My main ambitions in doing a six afternoons (spread over a couple of months) collagraph course were to:
- explore ways of making plates
- learn about inking techniques
For my second plate on the course, I decided to take an image, a detail of a photo at the BM, from the Elgin Marbles, and develop it in relief on card using filler.
I had used this image in my watercolour printing, and I enjoy exploring a theme in different media.
I wanted my print to capture the feel of a marble sculpture. The course introduced me to tile cement, but I chose fine filler for this because I wanted my subject to be more wipable and therefore paler, more like marble. I drew my design on card in reverse and then used low tack masking tape to mask out the negative space. I had to cut into the masking tape with a scalpel to get my curves and hoped this wouldn’t destroy my card plate. I thinly smeared over the filler, molded it and then lifted the masking tape whilst it was wet. This gave me good crisp edges. I sealed the plate with polyurethane varnish.
For my first proof, I inked in sepia. The raised filler didn’t wipe as much as I hoped compared to the card background. I wanted more tonal contrast than this.
I then inked in a different colour, wiped the head more aggresively, and rubbed over a contrasting colour.
The added colour has generated a bit of contrast but not as much as I hoped. This is too dark, so I printed a ghost, just rubbing a little colour over the head again.
This is better , but I have all those white margins because there is so little ink now. However, they do help generate contrast.
I then tried a rub over of ink in a more contrasting colour.
It has picked up the sculpted surface well, but I don’t like the colour mix.
Next I tried a roll-over over the head. This is quite effective at picking up the molded sculptural aspects of the plate.
The plate was producing a lovely emboss.
I thought that the design was lacking something, and the tutor pointed out that the head is floating; not grounded and without context. I modified my plate to include the original plinth, by painting a block of pastel ground gesso, with an area of micaceous iron oxide, hoping this would give me two different dark tones. I also painted heavy body acrylic paint over the head in areas where I wanted lighter tones.
I think this improves the print, although my two tones on the plinth are almost the same, so I have lost the three dimensionality of that. It is too dark, so I had another go, wiping the plate more.
Again I have got white halos. The tutor told me that a touch of watercolour hand colouring in the same colour as the background was a tried and true method for getting rid of them!
At the end of the day, I think I like my plate more than any of my prints. I printed about 12 prints from it and it held up very well. After printing, it has acquired an interesting patina and has all the contrast I was looking for.
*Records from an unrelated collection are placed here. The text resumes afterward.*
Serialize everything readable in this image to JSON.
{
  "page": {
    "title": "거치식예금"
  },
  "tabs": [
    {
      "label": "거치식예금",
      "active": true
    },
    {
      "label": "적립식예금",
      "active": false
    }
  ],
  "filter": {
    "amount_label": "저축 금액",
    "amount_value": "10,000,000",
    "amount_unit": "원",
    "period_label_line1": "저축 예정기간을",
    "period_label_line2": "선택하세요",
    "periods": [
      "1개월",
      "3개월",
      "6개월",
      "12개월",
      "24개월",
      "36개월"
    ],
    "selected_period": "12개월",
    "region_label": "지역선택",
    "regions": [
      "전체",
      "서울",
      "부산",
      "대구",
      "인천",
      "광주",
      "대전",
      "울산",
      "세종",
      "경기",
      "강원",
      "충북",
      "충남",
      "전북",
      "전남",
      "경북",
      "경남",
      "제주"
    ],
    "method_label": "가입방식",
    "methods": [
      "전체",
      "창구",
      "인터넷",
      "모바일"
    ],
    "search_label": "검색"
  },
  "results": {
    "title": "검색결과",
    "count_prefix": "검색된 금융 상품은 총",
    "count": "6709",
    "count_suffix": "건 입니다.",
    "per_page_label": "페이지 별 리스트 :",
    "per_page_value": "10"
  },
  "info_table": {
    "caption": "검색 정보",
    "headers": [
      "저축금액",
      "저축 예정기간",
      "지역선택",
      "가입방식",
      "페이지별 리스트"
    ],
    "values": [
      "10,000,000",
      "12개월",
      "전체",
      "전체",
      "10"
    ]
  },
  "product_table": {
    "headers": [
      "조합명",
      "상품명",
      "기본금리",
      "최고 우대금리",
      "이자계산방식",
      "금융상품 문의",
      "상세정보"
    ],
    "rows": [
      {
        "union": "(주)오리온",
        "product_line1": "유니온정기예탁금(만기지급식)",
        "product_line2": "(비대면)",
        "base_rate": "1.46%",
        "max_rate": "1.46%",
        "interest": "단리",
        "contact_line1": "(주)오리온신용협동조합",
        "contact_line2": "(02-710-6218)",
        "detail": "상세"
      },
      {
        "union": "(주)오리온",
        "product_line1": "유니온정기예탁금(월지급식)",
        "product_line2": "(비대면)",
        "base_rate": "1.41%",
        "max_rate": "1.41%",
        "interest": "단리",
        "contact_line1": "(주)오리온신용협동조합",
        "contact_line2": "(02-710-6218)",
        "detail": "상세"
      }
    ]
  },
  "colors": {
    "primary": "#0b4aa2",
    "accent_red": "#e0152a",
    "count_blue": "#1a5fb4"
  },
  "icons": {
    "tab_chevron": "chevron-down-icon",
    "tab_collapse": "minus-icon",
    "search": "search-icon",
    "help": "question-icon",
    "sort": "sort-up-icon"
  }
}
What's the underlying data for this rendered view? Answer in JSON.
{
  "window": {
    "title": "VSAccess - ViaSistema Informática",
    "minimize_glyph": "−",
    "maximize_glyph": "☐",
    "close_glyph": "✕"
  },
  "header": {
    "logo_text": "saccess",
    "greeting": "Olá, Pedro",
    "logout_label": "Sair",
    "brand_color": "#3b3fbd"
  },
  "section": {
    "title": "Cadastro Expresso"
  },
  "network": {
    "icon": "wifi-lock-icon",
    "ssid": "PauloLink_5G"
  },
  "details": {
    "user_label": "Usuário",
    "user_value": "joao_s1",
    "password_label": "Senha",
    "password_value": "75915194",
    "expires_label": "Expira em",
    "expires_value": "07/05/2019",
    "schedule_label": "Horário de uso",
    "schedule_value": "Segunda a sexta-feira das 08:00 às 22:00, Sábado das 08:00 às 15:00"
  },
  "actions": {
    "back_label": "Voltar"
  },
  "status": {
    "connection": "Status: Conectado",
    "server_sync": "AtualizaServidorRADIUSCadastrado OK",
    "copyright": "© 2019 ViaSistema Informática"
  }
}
Hey ho.
Whilst my results were disappointing, this plate did serve as a good exercise in exploring differing inking techniques, and filler was a new medium for me. There are two other approaches I would have like to try with more time:
- clean the plate as much as possible and print a blind emboss (should have done that before inking)
- Print with a very pale backgound and a darker roll-over.
I can always mount a print face down and claim its a blind emboss!